Spider-Man: Homecoming is the kind of movie that deserves to be written about twice, so here I am with the second part of my impression of the movie. I do suggest you check out the first one before diving into this so that you’d get the whole Parker experience. In any case, here we go.
If anything, I think the only reason that I myself am not claiming this is the best Spider-Man movie to date is because of its connection to the whole MCU, which actually downplays the movie’s overall significance by making it just another installment in a wider franchise. But, the movie itself stands out on its own in spite of the limitations coming from its connections to the wider MCU. And again, Robert Downey, Jr. can do whatever the f*^% he wants, so I’m not complaining.
Of course, there’s the requisite Easter eggs and nods to other movies from the MCU that will have those drooling nerds’ pants soaked in their own “web fluid,” all of which I will not be talking about here less of a fear of spoiling the movie for you (because I don’t really care about your feelings) but more for basic human etiquette. I mean, come on, I don’t want you rubbing your genitals while you read all the details of Spider-Man: Homecoming here. Get back on your meds, you sicko. What interests me more, though, are the numerous scenes that pay homage to Spider-Man’s comic book iteration.
(All right, mild spoilers ahead, so read at your own risk)
From images where Peter Parker sits on a ledge while eating a sandwich, which is pretty much par for the course in the comics, to that iconic cover by Steve Ditko where everyone’s favorite friendly neighborhood Spider-Man… You know what? I’ll leave it to you to rub one out in the theaters when you see it.
Then, there’s Michael Keaton. I think I don’t need to explain anything else aside from saying that it’s Michael freaking Keaton who plays classic Spider-Man baddie Vulture. The man learned a lot from playing Birdman a few years ago, which is perhaps why he made his Spider-Man: Homecoming character immensely cool. Honestly, whenever I see Vulture in the comics, all I see is this flying weird-ass old man with a beak nose who may or may not have rickets and probably lures kids into his freaky old house with candy. Michael Keaton’s version of the character, though, made Vulture fashionable. Plus, the portrayal of this villain here shows that Marvel is gradually getting better at writing foils for their properties. Let’s just hope the trend continues and they don’t revert to making disposable villains in the future. All in all, I’d say that Michael Keaton’s portrayal of the Vulture is what you’d expect from someone of his caliber: top-notch.
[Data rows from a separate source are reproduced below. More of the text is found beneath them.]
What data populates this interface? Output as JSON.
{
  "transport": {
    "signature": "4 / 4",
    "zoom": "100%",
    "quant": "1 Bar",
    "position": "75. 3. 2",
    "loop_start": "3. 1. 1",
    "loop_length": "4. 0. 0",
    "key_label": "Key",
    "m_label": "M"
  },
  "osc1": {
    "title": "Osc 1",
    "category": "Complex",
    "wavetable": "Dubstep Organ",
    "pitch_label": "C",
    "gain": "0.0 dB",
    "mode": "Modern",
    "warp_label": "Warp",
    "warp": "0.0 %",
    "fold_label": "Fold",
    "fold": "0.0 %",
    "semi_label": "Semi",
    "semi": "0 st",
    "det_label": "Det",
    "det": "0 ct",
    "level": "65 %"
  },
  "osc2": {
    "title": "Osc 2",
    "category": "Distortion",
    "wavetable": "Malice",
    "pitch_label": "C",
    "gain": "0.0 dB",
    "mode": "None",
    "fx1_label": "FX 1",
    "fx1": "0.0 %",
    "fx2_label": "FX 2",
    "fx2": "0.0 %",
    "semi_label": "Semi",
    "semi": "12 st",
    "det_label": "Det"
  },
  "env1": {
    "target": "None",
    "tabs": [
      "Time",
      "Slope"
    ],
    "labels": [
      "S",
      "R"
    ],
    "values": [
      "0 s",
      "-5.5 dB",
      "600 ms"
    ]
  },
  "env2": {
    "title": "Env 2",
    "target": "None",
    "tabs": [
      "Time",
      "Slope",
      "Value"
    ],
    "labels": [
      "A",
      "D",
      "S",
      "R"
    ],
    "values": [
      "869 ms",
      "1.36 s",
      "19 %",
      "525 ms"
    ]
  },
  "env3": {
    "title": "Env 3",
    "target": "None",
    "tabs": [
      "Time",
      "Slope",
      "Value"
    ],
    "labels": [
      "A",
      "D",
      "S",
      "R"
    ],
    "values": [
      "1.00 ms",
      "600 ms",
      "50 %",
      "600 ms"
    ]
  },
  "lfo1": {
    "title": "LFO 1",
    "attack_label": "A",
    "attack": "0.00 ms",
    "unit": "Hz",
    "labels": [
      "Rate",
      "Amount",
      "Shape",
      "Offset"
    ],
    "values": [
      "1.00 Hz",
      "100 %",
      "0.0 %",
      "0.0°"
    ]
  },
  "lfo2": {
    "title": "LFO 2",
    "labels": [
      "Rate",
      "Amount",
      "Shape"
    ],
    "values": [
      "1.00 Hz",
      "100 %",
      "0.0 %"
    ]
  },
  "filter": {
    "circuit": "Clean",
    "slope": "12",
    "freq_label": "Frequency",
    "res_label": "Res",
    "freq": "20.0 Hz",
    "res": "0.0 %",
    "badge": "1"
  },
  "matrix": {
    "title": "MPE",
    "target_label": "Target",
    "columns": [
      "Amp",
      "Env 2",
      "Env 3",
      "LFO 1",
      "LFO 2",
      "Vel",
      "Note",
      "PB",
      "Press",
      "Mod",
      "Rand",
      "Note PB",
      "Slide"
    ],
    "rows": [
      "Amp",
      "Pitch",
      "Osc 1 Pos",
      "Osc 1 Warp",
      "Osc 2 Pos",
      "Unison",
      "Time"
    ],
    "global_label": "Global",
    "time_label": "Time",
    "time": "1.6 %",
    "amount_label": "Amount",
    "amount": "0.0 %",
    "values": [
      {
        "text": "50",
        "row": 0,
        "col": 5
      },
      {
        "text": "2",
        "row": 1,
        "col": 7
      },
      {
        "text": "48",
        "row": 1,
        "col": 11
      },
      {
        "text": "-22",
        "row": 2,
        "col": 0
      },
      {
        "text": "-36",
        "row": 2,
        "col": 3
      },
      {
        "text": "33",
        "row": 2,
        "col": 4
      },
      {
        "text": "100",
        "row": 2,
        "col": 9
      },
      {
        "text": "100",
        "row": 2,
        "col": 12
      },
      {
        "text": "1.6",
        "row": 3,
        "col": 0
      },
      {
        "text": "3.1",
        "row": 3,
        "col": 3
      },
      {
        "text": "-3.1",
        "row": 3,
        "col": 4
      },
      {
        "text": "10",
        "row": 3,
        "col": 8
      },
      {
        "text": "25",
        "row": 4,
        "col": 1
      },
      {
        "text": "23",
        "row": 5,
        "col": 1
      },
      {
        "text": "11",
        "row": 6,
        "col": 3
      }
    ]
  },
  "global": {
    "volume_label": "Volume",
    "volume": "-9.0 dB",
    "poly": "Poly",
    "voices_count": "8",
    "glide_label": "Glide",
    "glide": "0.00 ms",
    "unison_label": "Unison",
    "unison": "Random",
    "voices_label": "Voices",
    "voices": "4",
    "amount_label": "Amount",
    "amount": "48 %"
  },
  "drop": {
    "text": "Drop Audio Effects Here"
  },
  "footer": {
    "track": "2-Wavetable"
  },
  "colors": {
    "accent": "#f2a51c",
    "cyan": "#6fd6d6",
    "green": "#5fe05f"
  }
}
As for the character itself, Marvel Studios did a better job with this one than they did with Kurt Russell’s Ego in Guardians of the Galaxy Vol. 2. However, Mr. Keaton’s Vulture still doesn’t hold a candle to Willem Dafoe’s Green Goblin, at least not for now.